■ WORK ORDER
Locate the string "text" in the records below. Copy every line where it occurs.

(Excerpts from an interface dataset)
============================================================

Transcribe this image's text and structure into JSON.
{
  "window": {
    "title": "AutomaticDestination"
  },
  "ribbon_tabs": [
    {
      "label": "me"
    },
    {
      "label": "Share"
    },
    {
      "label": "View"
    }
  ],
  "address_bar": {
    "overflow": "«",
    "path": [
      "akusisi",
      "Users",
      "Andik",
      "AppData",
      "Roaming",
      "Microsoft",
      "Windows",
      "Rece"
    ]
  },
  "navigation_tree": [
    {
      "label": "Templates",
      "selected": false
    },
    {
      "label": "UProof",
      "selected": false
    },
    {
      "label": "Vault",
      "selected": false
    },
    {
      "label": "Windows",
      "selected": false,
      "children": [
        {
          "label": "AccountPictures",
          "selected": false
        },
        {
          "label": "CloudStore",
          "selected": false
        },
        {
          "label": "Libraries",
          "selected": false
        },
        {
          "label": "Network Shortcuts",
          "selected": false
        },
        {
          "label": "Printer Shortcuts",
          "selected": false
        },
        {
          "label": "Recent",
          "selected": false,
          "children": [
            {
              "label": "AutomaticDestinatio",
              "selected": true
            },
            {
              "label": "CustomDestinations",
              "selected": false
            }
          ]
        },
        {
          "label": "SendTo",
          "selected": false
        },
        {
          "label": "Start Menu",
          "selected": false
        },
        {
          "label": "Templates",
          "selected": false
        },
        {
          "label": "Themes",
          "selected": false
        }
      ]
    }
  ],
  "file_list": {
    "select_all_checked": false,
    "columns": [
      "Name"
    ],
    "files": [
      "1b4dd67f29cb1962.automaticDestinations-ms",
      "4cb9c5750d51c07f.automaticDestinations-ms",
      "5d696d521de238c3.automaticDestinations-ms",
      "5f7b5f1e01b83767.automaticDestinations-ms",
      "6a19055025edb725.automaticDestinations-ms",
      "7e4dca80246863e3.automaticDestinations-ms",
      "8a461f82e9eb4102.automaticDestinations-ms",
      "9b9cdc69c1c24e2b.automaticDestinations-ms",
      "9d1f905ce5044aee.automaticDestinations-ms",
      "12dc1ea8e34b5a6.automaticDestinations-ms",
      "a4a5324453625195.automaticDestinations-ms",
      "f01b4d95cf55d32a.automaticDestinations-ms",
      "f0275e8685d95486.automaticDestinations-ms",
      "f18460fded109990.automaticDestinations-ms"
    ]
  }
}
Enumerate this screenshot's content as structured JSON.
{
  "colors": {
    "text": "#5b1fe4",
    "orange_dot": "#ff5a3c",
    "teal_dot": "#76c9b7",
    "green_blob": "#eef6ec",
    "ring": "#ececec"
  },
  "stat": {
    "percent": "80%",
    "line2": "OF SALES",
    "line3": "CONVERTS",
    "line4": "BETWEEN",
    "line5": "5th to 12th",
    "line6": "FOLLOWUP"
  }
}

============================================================

■ ANSWER SPACE
Transcribe this image's text and structure into JSON.
    "text": "#5b1fe4",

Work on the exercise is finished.